No living descendants. Over 120,000 heirs. A Sonoma County legend. Frank P. Doyle is more than a library’s namesake. He was the most generous man to ever be associated with Santa Rosa Junior College.
Why is a man long dead relevant? In 2013 the Doyle scholarship helped pay SRJC student Ryan Hughes’ tuition, funded Allyson Bricker to buy text books, and aided Logan Stanly to pay for his education.
In 2014 his gift enabled Nathan Bailey to cover living expenses and save for a university. His funding will continue for 2015 high school graduates and likely will continue to provide scholarships for each upcoming graduating class. Currently, there are more than 120,000 students that he has granted money to, postmortem.
Beyond mentioning his name in a history lesson, his memory is paid tribute annually as hundreds of SRJC students receive upwards of $700-$1,000 upon full-time enrollment.
This generosity was accomplished through his will. Like Samson of old, his greatest feat was realized in his death. In 1948, Doyle set aside his controlling 50.3 percent share in Exchange Bank to go to a scholarship fund to help “Worthy young men and women attending Santa Rosa Junior College.”The program was named the Frank P. Doyle and Polly O’Meara Doyle Scholarship Fund after him and his beloved wife.
As long as Exchange Bank exists, generation after generation of graduating seniors with marks above 2.75 are eligible to receive the one-time scholarship granted to almost 2,000 students per year.
Since Doyle, the former president and cofounder of Exchange Bank died in 1948, more than $76 million has enabled students to pay for tuition, books, gas, food, and living costs.
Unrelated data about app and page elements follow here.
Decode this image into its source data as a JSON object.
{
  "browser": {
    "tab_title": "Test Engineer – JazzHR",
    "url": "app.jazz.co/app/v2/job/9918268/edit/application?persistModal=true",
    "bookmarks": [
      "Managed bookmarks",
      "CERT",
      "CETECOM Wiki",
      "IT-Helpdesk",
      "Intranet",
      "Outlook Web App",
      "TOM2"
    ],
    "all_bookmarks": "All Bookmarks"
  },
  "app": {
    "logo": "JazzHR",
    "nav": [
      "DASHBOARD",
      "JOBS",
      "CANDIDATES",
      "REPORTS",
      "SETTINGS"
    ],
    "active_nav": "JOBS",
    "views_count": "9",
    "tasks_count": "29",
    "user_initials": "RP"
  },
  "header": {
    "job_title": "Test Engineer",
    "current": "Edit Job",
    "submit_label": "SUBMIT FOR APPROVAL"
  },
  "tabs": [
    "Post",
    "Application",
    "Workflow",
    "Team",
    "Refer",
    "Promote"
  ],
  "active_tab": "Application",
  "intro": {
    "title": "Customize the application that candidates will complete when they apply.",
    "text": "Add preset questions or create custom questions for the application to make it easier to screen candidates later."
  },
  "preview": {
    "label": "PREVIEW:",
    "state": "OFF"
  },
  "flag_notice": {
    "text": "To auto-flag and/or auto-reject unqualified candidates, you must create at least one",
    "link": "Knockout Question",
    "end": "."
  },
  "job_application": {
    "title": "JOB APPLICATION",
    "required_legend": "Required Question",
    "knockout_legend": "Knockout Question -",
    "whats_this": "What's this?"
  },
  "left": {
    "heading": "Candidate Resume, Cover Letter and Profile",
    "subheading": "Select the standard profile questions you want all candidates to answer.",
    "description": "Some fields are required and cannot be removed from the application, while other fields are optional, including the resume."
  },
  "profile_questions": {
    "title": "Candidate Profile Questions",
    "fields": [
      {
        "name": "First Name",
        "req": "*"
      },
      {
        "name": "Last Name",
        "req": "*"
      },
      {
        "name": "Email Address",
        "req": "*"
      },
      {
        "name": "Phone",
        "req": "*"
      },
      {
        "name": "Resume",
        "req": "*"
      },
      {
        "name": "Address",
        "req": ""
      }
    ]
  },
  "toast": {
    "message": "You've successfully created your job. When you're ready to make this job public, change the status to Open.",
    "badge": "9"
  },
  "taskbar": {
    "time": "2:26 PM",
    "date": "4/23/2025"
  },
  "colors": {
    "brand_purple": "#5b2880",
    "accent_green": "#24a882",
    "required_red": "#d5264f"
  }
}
The value for students of this scholarship is enormous. To those with full-time careers, the amounts granted may seem inconsequential, but to the student who knows the struggle of affording college, meager housing, food, and gas money, the amount is manna from heaven.
The scholarship fund is directly linked to the economy and fluctuates with the profits of Exchange Bank. In the aftershock of the depression, the scholarship was suspended from 2011-2012 because of insufficient funds. Upon its return in 2013 the scholarship was worth $700 per recipient. For the graduating high school class of 2014, 1,500 received the increased scholarship of $1,000.
As for the accessibility of the scholarship, retired SRJC scholarship staff Merle Martin said, “I would say 75 percent is the general acceptance rate.”
Statistics are impressive, but lifeless. To see the depth of philanthropy the recipients must have faces. One of them is Sina Milton, class of 2015. She said, “It’s really nice. I’m really happy that you can get a scholarship as a high school student.” The words “courteous gift” were used to describe it.
To give a glimpse of Doyle the man, among other accomplishments ,he helped create the Sonoma Coast State Park, established a city park in memory of his 13-year-old son, and was called “Father of the Golden Gate Bridge.” Doyle’s generosity was matched with his vision for the good of Sonoma County and the Bay Area. In fact, they were intertwined, each making the other stronger.
However, the Doyle Scholarship would have probably never been appropriated if not for the death of Doyle’s only son, leaving him heirless. In a way, he now has over 120,000 adopted children made heirs in his death. Yet, the majority of those receiving the gift have no knowledge and thereby no gratitude to the man behind the check. It is just money for getting good grades and attending the local community college, and that is a tragic picture.
Because of his love for Sonoma County and his support of youth attending SRJC, the campus library bears his name as a token of remembrance. Yet, though such a grandiose learning center bears his name, it is just that, a name; nothing more. Doyle Library will be a meaningless library title if there is no remembrance of the man for whom it was dedicated.
A complete stranger, over 65 years deceased, continues to give hundreds of thousands of dollars each year to people he could not have possibly known or envisioned. That is why you should know Frank P. Doyle.